An increasing number of councils for voluntary service are optimistic about taking on staff members and extending their range of services, according to a study out today.
The local infrastructure body Navca has assembled a representative panel of about 30 members who take part in quarterly surveys that are designed to give a snapshot of the mood among the organisations it represents.
The results from the latest survey show that out of the 24 members who took part this time, 17 per cent said they were optimistic about increasing staff numbers and 4 per cent felt they would need to decrease them, although 80 per cent said they expect staffing levels to remain the same. It is the first time since the quarterly studies began in July 2012 that more Navca members are planning to take on staff rather than reduce numbers.
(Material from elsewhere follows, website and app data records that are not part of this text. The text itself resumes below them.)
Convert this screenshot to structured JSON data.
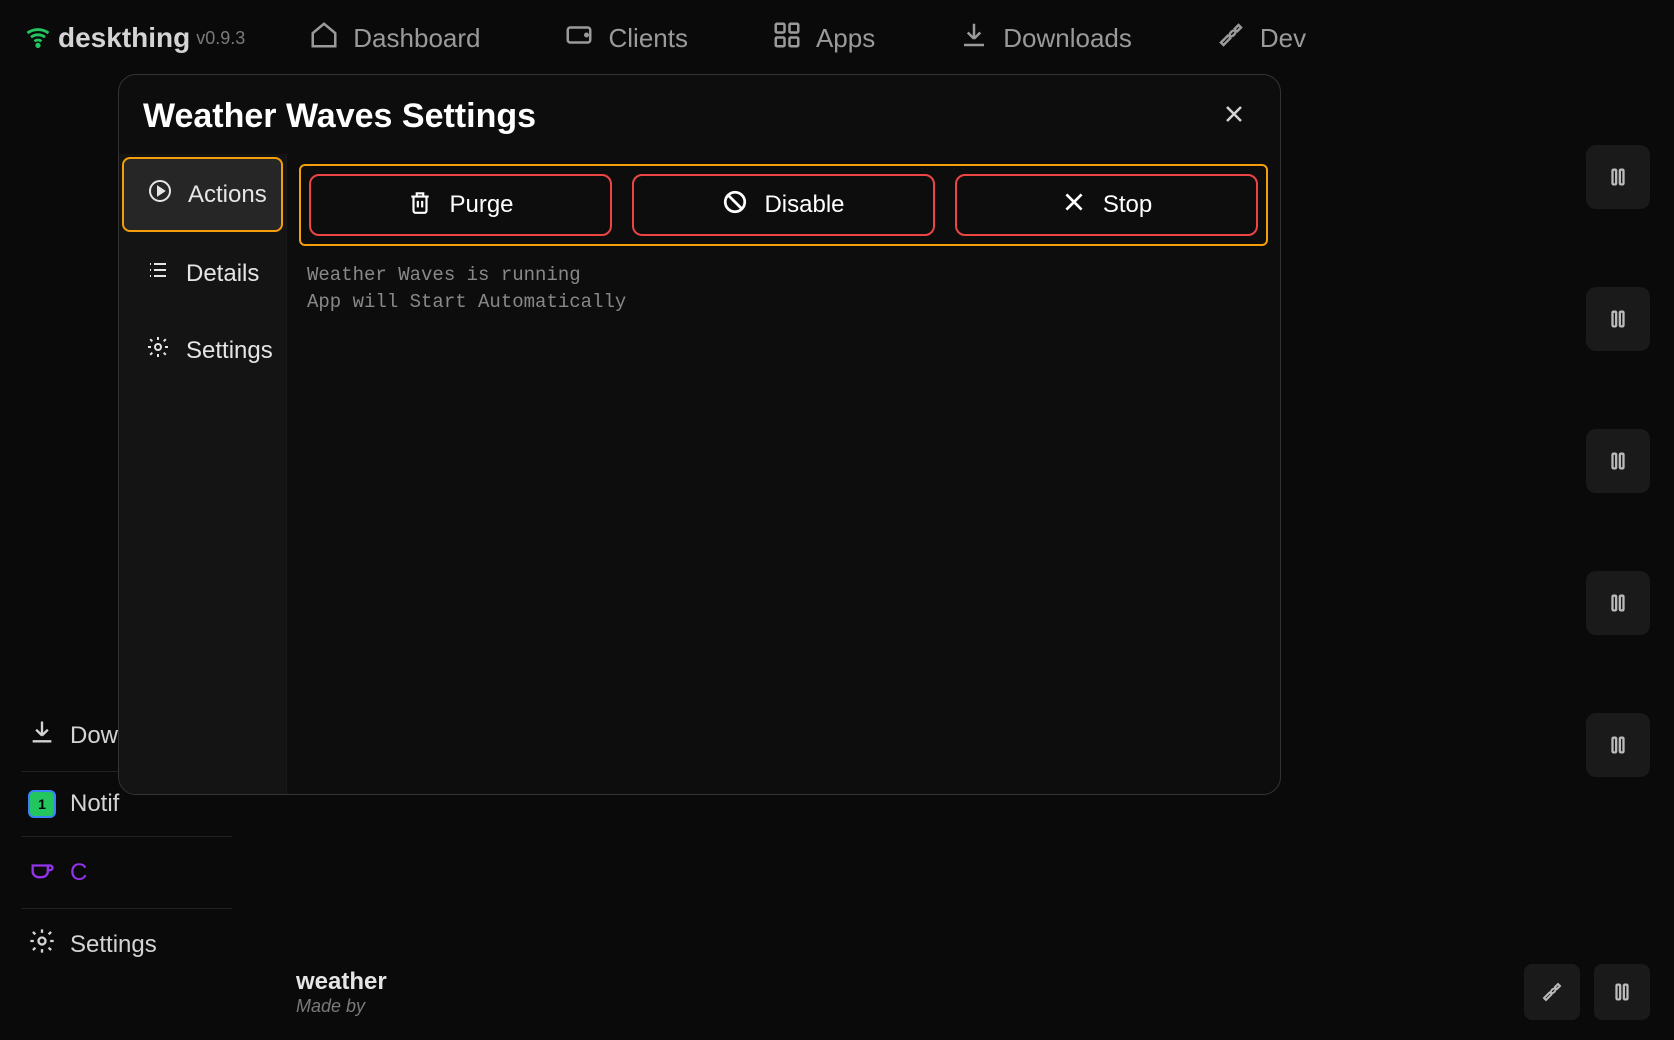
{
  "brand": {
    "name": "deskthing",
    "version": "v0.9.3"
  },
  "nav": {
    "dashboard": "Dashboard",
    "clients": "Clients",
    "apps": "Apps",
    "downloads": "Downloads",
    "dev": "Dev"
  },
  "bottomSidebar": {
    "downloads": "Dow",
    "notifications": "Notif",
    "notificationCount": "1",
    "coffee": "C",
    "settings": "Settings"
  },
  "bottomApp": {
    "name": "weather",
    "madeby": "Made by"
  },
  "modal": {
    "title": "Weather Waves Settings",
    "tabs": {
      "actions": "Actions",
      "details": "Details",
      "settings": "Settings"
    },
    "actions": {
      "purge": "Purge",
      "disable": "Disable",
      "stop": "Stop"
    },
    "status": "Weather Waves is running\nApp will Start Automatically"
  }
}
The study also found that 39 per cent of respondents planned to extend the services that they offer – the highest percentage since the quarterly studies started – and 9 per cent said they intended to decrease services.
Overall, however, the majority of respondents (58 per cent) felt that their prospects would stay much the same over the next three months, and 30 per cent felt that their prospects would improve slightly or greatly during the period.
The prospects for the local voluntary sector follow a similar pattern. Two-thirds of respondents (67 per cent) said prospects for their local voluntary sector would be about the same (up from 52 per cent in April), and 17 per cent said that the prospects for local groups would be slightly improved. Some 17 per cent thought that the prospects locally would be slightly worse.
The majority of respondents (58 per cent) saw the NHS as key to their success and a similar number (54 per cent) said their relations with local NHS bodies were improving. But more respondents this quarter said relationships with local authorities had got worse (21 per cent) rather than improved (17 per cent).
Neil Cleeveley, acting chief executive of Navca, said in a statement: "It’s too early to tell if this marks a turning point. We need to dig a bit further to understand how things are changing. We know, for example, that there are significant cuts in public spending on the horizon, whatever the outcome of the general election."